Zero Hour Binghamton and the Network for a Sustainable Tomorrow (NeST), two environmental justice organizations, held a career fair on Monday in collaboration with the Fleishman Career Center, for students looking for opportunities in the environmental and sustainability fields.

The fair, held midday in Old Union Hall, featured three rows of tables where employers highlighted their organization’s role in promoting sustainability and environmental work. A total of 13 employers from both public and private sectors were in attendance — including staff from Volunteers Improving Neighborhood Environments (VINES), the United States Department of Agriculture, Raymond Corporation and Keystone Environmental Services.

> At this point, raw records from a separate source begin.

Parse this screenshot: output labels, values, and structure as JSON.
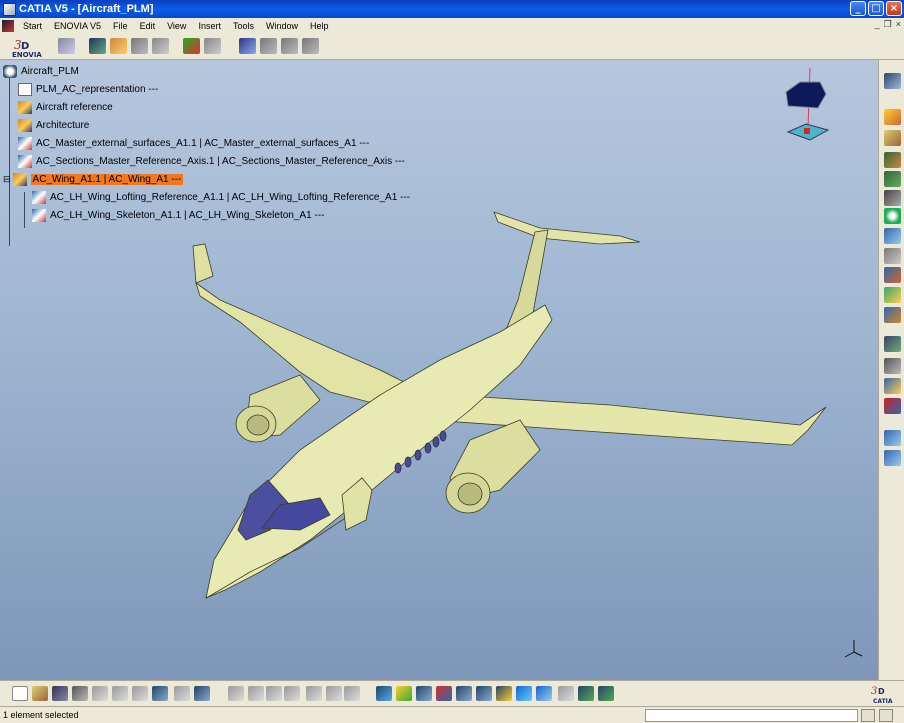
{
  "window": {
    "title": "CATIA V5 - [Aircraft_PLM]",
    "controls": {
      "minimize": "_",
      "maximize": "□",
      "close": "×"
    }
  },
  "menubar": {
    "items": [
      "Start",
      "ENOVIA V5",
      "File",
      "Edit",
      "View",
      "Insert",
      "Tools",
      "Window",
      "Help"
    ],
    "mdi": {
      "minimize": "_",
      "restore": "❐",
      "close": "×"
    }
  },
  "tree": {
    "root": "Aircraft_PLM",
    "nodes": [
      {
        "label": "PLM_AC_representation ---",
        "icon": "document-icon"
      },
      {
        "label": "Aircraft reference",
        "icon": "product-icon"
      },
      {
        "label": "Architecture",
        "icon": "product-icon"
      },
      {
        "label": "AC_Master_external_surfaces_A1.1 | AC_Master_external_surfaces_A1 ---",
        "icon": "part-instance-icon"
      },
      {
        "label": "AC_Sections_Master_Reference_Axis.1 | AC_Sections_Master_Reference_Axis ---",
        "icon": "part-instance-icon"
      },
      {
        "label": "AC_Wing_A1.1 | AC_Wing_A1 ---",
        "icon": "product-icon",
        "selected": true
      },
      {
        "label": "AC_LH_Wing_Lofting_Reference_A1.1 | AC_LH_Wing_Lofting_Reference_A1 ---",
        "icon": "part-instance-icon"
      },
      {
        "label": "AC_LH_Wing_Skeleton_A1.1 | AC_LH_Wing_Skeleton_A1 ---",
        "icon": "part-instance-icon"
      }
    ]
  },
  "status": {
    "text": "1 element selected",
    "command_value": ""
  },
  "logos": {
    "top": "ENOVIA",
    "bottom": "CATIA"
  },
  "colors": {
    "selection": "#f07820",
    "aircraft_skin": "#e6e8b0",
    "canopy": "#4c4ea0",
    "viewport_top": "#b6c7dd",
    "viewport_bottom": "#7e97b9",
    "titlebar": "#0b5ee8"
  }
}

A total of 119 students attended the event, looking for internship opportunities and a chance to build connections.

Jaden Beck ‘23, kicked off the job fair with a speech describing her path toward becoming a Clean Energy Project associate at BlocPower, an environmental technology company. She used her job-hunting experience in the clean energy sector to assure students that obtaining employment is possible.

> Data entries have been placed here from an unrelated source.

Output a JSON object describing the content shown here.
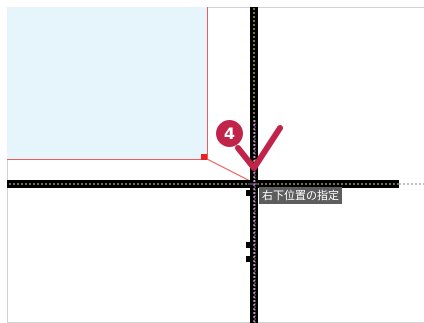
{
  "canvas": {
    "tooltip": "右下位置の指定",
    "step_number": "4"
  },
  "colors": {
    "selection_fill": "#e6f5fb",
    "selection_border": "#f15a5a",
    "handle": "#e82222",
    "badge": "#c0244a",
    "checkmark": "#c0244a",
    "tooltip_bg": "#5d5d5d",
    "guide_yellow": "#e9e57a",
    "guide_purple": "#9a5fd0"
  },
  "icons": {
    "step_badge": "number-circle",
    "confirm": "checkmark-icon"
  }
}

“Job fairs can have a lot of nervous energy where you have to approach somebody and know your pitch,” Beck said. “[The organizers] wanted someone who had just gone through a job search to kick it off with a note of ‘anybody in this room is capable of finding a job that really fulfills them.’ It’s all about the mindset, so just go into it open, go into it knowing what you want and that the person on the other side of the table has a lot that they want to achieve as well, so shared goals is really big.”

Zero Hour, a youth-led movement formed to promote environmental justice and urge elected officials to take action on mitigating climate change, co-hosted the event for students to expand their professional network and learn more about advancements in the sustainability field. Stephen Corbisiero, the organization’s president and a senior double-majoring in environmental studies and geography, said that they “strive to unite the students and facilities of the university with the residents and community of Binghamton to show that there are doable solutions to the climate crisis.” He said the job fair was inspired by a similar event — a clean energy career summit — that was hosted by NeST last semester.

“We saw that and wanted to work with them to take those incredible jobs and bring them directly to [students] for easy access,” Corbisiero said.

NeST, a Binghamton-based nonprofit involved with several different energy and environmental justice sectors, focuses on helping people in low- to moderate-income housing. Through installing heat pumps and solar panels, they provide services allowing people to make their homes more sustainable and energy efficient.

Throughout the event, students went to different tables and engaged with employers, while some students took the initiative to hand out resumes for different jobs and internships.

“I think [the event] is really nice,” said Preston Long, a first-year master’s student studying geology. “There is a really diverse spread of employers here and a lot of networking opportunities. This is a really good opportunity for a lot of people … It handles a lot of different fields, a range from engineers to environmental [studies]. So, it’s a really wide range of opportunity.”